WORK TO BE COMPLETED:
Write every entry out again exactly, please, and skip the pictures.
=======
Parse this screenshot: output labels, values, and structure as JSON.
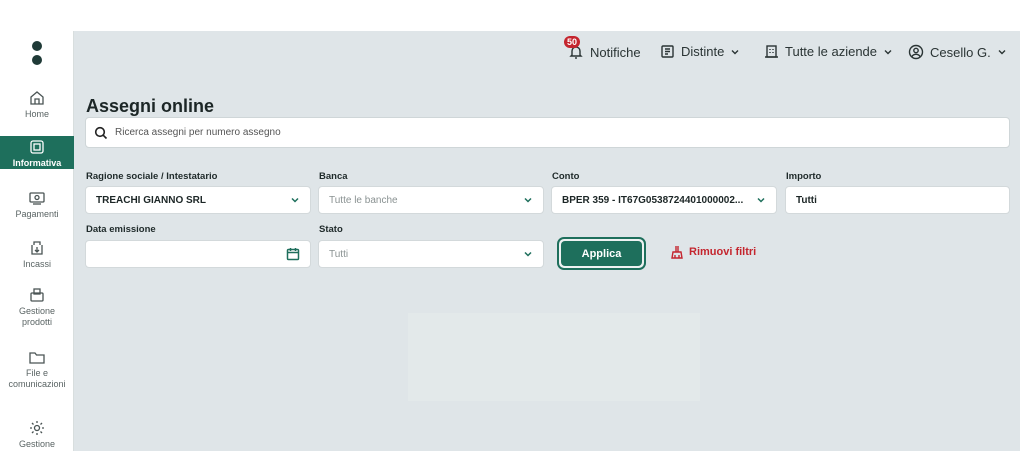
{
  "sidebar": {
    "items": [
      {
        "label": "Home",
        "icon": "home-icon"
      },
      {
        "label": "Informativa",
        "icon": "info-card-icon",
        "active": true
      },
      {
        "label": "Pagamenti",
        "icon": "payments-icon"
      },
      {
        "label": "Incassi",
        "icon": "collections-icon"
      },
      {
        "label": "Gestione prodotti",
        "icon": "products-icon"
      },
      {
        "label": "File e comunicazioni",
        "icon": "folder-icon"
      },
      {
        "label": "Gestione",
        "icon": "settings-icon"
      }
    ]
  },
  "topbar": {
    "notifications_label": "Notifiche",
    "notifications_count": "50",
    "distinte_label": "Distinte",
    "companies_label": "Tutte le aziende",
    "user_label": "Cesello G."
  },
  "page": {
    "title": "Assegni online",
    "search_placeholder": "Ricerca assegni per numero assegno"
  },
  "filters": {
    "ragione_label": "Ragione sociale / Intestatario",
    "ragione_value": "TREACHI GIANNO SRL",
    "banca_label": "Banca",
    "banca_value": "Tutte le banche",
    "conto_label": "Conto",
    "conto_value": "BPER 359 - IT67G0538724401000002...",
    "importo_label": "Importo",
    "importo_value": "Tutti",
    "data_label": "Data emissione",
    "data_value": "",
    "stato_label": "Stato",
    "stato_value": "Tutti"
  },
  "actions": {
    "apply_label": "Applica",
    "remove_label": "Rimuovi filtri"
  },
  "colors": {
    "accent": "#1e6f5c",
    "danger": "#c4252e",
    "background": "#dfe5e8"
  }
}
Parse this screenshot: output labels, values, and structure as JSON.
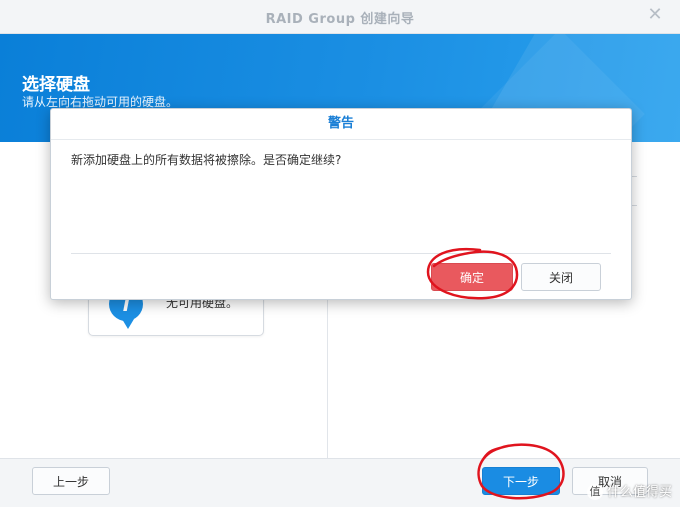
{
  "window": {
    "title": "RAID Group 创建向导",
    "close_icon": "close-icon"
  },
  "header": {
    "title": "选择硬盘",
    "subtitle": "请从左向右拖动可用的硬盘。"
  },
  "left_panel": {
    "empty_message": "无可用硬盘。",
    "icon": "info-icon"
  },
  "footer": {
    "prev_label": "上一步",
    "next_label": "下一步",
    "cancel_label": "取消"
  },
  "dialog": {
    "title": "警告",
    "message": "新添加硬盘上的所有数据将被擦除。是否确定继续?",
    "ok_label": "确定",
    "close_label": "关闭"
  },
  "watermark": {
    "badge": "值",
    "text": "什么值得买"
  },
  "colors": {
    "accent": "#1a8ce3",
    "danger": "#e9595e",
    "annotation": "#e0141e"
  }
}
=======
SOLUTION FOR THIS TASK:
Parse this screenshot: output labels, values, and structure as JSON.
{
  "sidebar": {
    "items": [
      {
        "label": "Home",
        "icon": "home-icon"
      },
      {
        "label": "Informativa",
        "icon": "info-card-icon",
        "active": true
      },
      {
        "label": "Pagamenti",
        "icon": "payments-icon"
      },
      {
        "label": "Incassi",
        "icon": "collections-icon"
      },
      {
        "label": "Gestione prodotti",
        "icon": "products-icon"
      },
      {
        "label": "File e comunicazioni",
        "icon": "folder-icon"
      },
      {
        "label": "Gestione",
        "icon": "settings-icon"
      }
    ]
  },
  "topbar": {
    "notifications_label": "Notifiche",
    "notifications_count": "50",
    "distinte_label": "Distinte",
    "companies_label": "Tutte le aziende",
    "user_label": "Cesello G."
  },
  "page": {
    "title": "Assegni online",
    "search_placeholder": "Ricerca assegni per numero assegno"
  },
  "filters": {
    "ragione_label": "Ragione sociale / Intestatario",
    "ragione_value": "TREACHI GIANNO SRL",
    "banca_label": "Banca",
    "banca_value": "Tutte le banche",
    "conto_label": "Conto",
    "conto_value": "BPER 359 - IT67G0538724401000002...",
    "importo_label": "Importo",
    "importo_value": "Tutti",
    "data_label": "Data emissione",
    "data_value": "",
    "stato_label": "Stato",
    "stato_value": "Tutti"
  },
  "actions": {
    "apply_label": "Applica",
    "remove_label": "Rimuovi filtri"
  },
  "colors": {
    "accent": "#1e6f5c",
    "danger": "#c4252e",
    "background": "#dfe5e8"
  }
}
Parse this screenshot: output labels, values, and structure as JSON.
{
  "window": {
    "title": "RAID Group 创建向导",
    "close_icon": "close-icon"
  },
  "header": {
    "title": "选择硬盘",
    "subtitle": "请从左向右拖动可用的硬盘。"
  },
  "left_panel": {
    "empty_message": "无可用硬盘。",
    "icon": "info-icon"
  },
  "footer": {
    "prev_label": "上一步",
    "next_label": "下一步",
    "cancel_label": "取消"
  },
  "dialog": {
    "title": "警告",
    "message": "新添加硬盘上的所有数据将被擦除。是否确定继续?",
    "ok_label": "确定",
    "close_label": "关闭"
  },
  "watermark": {
    "badge": "值",
    "text": "什么值得买"
  },
  "colors": {
    "accent": "#1a8ce3",
    "danger": "#e9595e",
    "annotation": "#e0141e"
  }
}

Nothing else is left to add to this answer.